the night before christmas

This week I’ve been thinking about Christmas memories. I remember standing at the top of the stairs with my three brothers and younger sister, waiting for my dad to say “Go!” so we could sprint downstairs and tear into our stockings.  I remember getting the doll I’d always wanted, and being so enamored of her, I thought my heart would burst.   I remember eating turkey, twice-baked potatoes, green beans and home made rolls my mom had made, ending with a raspberry-vanilla trifle for dessert.

Then there was the Christmas pageant when my little brother Matthew was playing a shepherd.  He and the other shepherds were supposed to “wake up” when the angels appeared and started to sing, but Matthew had a high fever so he slept through it all, curled up by the communion table at the front of the stage.

I remember traveling to boyfriends’ hometowns to meet their parents.  (For the record, I liked all the parents I met – but none of those relationships worked out.)

I remember the Christmas I spent with my Jewish friend in New England, who had never celebrated Christmas before.

But the Christmas that sticks out most in my mind this year is the Christmas between my junior and senior years of college.   I was going to college in Los Angeles, and I flew to my parents’ place in northeast Pennsylvania, near the Pocono Mountains, for winter break.

It was late, and my siblings had gone to bed.  But I was wide awake because I was still on West Coast time.  I was reading by the wood stove in the living room when my dad came out of my parents’ bedroom holding the cordless phone.

He was a pastor, and a parishioner had just called him to let him know that a mentally ill man from our congregation had been taken to the emergency room because he was threatening to hurt himself and other people.

“Sunshine, do you want to go with me?” my dad asked.

I threw on my coat and boots, and we drove to the hospital.  While the doctors were trying to complete the paperwork it would take to admit the man to the psychiatric ward against his will, the man took off and ran into the night.

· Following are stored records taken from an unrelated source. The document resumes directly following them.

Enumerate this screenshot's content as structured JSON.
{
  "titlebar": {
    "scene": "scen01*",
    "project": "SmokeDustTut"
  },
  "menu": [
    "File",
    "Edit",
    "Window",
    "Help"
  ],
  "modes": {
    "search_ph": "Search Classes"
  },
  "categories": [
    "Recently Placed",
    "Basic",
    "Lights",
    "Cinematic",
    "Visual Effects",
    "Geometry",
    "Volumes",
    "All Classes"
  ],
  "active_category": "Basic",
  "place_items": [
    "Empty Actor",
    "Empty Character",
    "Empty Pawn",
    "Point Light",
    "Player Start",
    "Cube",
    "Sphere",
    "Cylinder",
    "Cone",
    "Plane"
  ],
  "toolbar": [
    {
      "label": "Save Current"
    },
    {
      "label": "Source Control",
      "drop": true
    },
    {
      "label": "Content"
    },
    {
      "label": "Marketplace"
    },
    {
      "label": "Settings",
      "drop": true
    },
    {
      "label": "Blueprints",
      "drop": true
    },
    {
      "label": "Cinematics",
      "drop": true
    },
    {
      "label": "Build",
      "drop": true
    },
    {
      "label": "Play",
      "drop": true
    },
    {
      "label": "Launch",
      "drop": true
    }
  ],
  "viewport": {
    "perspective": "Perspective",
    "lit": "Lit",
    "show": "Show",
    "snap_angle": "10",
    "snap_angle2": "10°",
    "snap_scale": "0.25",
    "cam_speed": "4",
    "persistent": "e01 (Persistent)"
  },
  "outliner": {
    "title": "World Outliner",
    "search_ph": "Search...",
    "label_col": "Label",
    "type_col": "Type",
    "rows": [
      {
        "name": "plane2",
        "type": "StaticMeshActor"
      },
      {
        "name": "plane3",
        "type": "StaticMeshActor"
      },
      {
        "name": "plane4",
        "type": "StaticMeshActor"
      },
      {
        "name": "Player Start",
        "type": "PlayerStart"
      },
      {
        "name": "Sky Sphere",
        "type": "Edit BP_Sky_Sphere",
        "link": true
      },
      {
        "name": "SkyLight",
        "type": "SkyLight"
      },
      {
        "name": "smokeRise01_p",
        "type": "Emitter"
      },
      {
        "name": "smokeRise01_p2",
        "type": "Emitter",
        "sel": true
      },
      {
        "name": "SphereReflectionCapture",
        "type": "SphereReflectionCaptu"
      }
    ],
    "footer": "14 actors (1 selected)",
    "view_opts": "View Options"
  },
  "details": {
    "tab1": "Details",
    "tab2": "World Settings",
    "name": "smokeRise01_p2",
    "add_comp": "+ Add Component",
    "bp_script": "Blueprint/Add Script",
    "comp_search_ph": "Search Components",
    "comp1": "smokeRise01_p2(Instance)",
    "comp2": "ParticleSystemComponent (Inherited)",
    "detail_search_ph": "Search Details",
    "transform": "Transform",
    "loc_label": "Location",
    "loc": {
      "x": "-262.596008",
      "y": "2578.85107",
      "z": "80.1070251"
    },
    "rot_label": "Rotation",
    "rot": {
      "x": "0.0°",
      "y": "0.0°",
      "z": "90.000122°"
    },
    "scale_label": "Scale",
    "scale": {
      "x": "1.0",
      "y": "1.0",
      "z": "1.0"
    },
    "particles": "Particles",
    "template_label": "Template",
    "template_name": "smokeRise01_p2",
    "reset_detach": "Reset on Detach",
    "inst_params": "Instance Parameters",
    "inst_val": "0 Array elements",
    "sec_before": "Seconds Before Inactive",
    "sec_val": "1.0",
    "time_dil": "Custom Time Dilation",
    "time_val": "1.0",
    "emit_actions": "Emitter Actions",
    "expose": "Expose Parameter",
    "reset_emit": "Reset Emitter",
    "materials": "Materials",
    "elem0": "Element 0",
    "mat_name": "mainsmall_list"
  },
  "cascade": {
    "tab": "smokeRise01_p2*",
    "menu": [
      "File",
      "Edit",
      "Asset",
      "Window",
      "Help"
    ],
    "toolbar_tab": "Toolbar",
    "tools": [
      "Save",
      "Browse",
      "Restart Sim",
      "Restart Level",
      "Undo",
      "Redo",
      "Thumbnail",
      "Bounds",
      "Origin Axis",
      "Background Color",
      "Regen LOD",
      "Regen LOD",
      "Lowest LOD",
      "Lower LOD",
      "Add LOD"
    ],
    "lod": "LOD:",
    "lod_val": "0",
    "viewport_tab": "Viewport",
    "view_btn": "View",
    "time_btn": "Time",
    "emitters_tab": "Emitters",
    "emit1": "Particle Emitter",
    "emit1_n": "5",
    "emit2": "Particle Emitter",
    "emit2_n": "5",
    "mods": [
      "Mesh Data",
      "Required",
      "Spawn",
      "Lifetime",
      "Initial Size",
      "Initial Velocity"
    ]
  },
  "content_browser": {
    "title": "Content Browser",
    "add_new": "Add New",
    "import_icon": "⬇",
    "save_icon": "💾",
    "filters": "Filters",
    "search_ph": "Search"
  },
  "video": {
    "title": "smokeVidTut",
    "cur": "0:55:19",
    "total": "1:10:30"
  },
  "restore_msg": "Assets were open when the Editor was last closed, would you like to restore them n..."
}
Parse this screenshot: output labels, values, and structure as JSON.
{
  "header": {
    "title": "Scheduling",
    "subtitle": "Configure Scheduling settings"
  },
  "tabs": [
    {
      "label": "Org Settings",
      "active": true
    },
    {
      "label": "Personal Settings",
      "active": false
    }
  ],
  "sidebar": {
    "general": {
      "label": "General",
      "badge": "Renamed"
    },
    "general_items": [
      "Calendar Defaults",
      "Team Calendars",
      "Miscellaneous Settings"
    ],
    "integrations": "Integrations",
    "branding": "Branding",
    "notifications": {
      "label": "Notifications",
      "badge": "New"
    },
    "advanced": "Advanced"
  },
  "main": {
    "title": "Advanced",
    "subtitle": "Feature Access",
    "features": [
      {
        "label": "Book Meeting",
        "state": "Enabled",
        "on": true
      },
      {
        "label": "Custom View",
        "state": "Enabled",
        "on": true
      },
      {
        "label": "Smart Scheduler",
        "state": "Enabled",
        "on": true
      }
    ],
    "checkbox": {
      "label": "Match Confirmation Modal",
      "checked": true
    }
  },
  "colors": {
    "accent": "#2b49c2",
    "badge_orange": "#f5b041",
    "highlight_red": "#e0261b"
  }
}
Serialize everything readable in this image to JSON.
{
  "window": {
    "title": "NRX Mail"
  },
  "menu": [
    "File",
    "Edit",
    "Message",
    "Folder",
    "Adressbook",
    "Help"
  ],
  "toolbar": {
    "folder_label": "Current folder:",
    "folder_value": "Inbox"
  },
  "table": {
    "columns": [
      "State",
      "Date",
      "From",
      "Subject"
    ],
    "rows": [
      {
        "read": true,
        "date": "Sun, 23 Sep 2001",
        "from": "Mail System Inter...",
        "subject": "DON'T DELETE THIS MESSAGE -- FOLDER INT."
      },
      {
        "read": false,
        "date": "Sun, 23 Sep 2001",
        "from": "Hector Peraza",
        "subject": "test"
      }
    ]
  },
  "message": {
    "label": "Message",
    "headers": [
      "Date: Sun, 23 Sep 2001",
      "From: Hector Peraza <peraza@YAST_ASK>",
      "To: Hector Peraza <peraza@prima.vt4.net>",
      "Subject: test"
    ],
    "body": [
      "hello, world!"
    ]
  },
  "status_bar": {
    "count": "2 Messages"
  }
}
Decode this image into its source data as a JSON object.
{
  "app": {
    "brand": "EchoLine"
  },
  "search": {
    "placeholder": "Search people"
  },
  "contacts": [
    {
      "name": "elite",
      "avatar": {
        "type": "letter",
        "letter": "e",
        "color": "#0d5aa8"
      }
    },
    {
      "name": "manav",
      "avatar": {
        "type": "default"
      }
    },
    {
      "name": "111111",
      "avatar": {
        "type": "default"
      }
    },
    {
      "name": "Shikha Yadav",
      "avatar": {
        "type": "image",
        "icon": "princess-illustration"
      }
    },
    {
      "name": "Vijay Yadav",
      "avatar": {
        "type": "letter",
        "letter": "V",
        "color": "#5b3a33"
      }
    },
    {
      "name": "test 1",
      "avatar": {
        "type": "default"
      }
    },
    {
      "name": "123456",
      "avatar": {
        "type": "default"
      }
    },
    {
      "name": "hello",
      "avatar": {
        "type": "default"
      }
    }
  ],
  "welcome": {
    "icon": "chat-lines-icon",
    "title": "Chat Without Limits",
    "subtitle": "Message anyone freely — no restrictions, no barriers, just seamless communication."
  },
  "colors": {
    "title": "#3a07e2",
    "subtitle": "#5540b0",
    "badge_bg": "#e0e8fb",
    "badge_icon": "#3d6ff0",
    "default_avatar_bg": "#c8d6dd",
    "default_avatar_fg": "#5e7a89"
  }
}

The doctors called the police, who were dispatched to find the man and bring him back to the hospital.

I thought that was the end of it.  My dad and I climbed into the mini van and he pulled out of the parking lot.  It was after 2 a.m., and the temperature was below freezing, and I was ready to go back home and crawl into a warm bed.  But instead of turning to go towards home, my dad went the opposite way.

“Dad, where are we going?” I asked.

“We’re going after him,” my dad said.  Not in a let’s-form-a-posse kind of way, but the way the widow hunted for the lost coin; the way the shepherd pursued the one lost sheep, even though he already had 99 who were found.

And so we cruised the streets of the small town until finally we spotted the man shuffling down the shoulder of an unlit back road.  My dad pulled over, turned off the car, and called 911 to give them the man’s location.  We sat there in the dark, cold car and kept an eye on the man until we saw a police car pull up and help him get inside.

Most years I see Christmas from the perspective of the people who were involved, like Mary and Joseph and the shepherds and the wise men.

But this year, I can see it from God’s perspective.

I can see God up in heaven, his heart breaking as he sees his children sick and lost and suffering.   And the night before Christmas, I imagine God telling Jesus, “Get in the car, son.  We’re going after them.”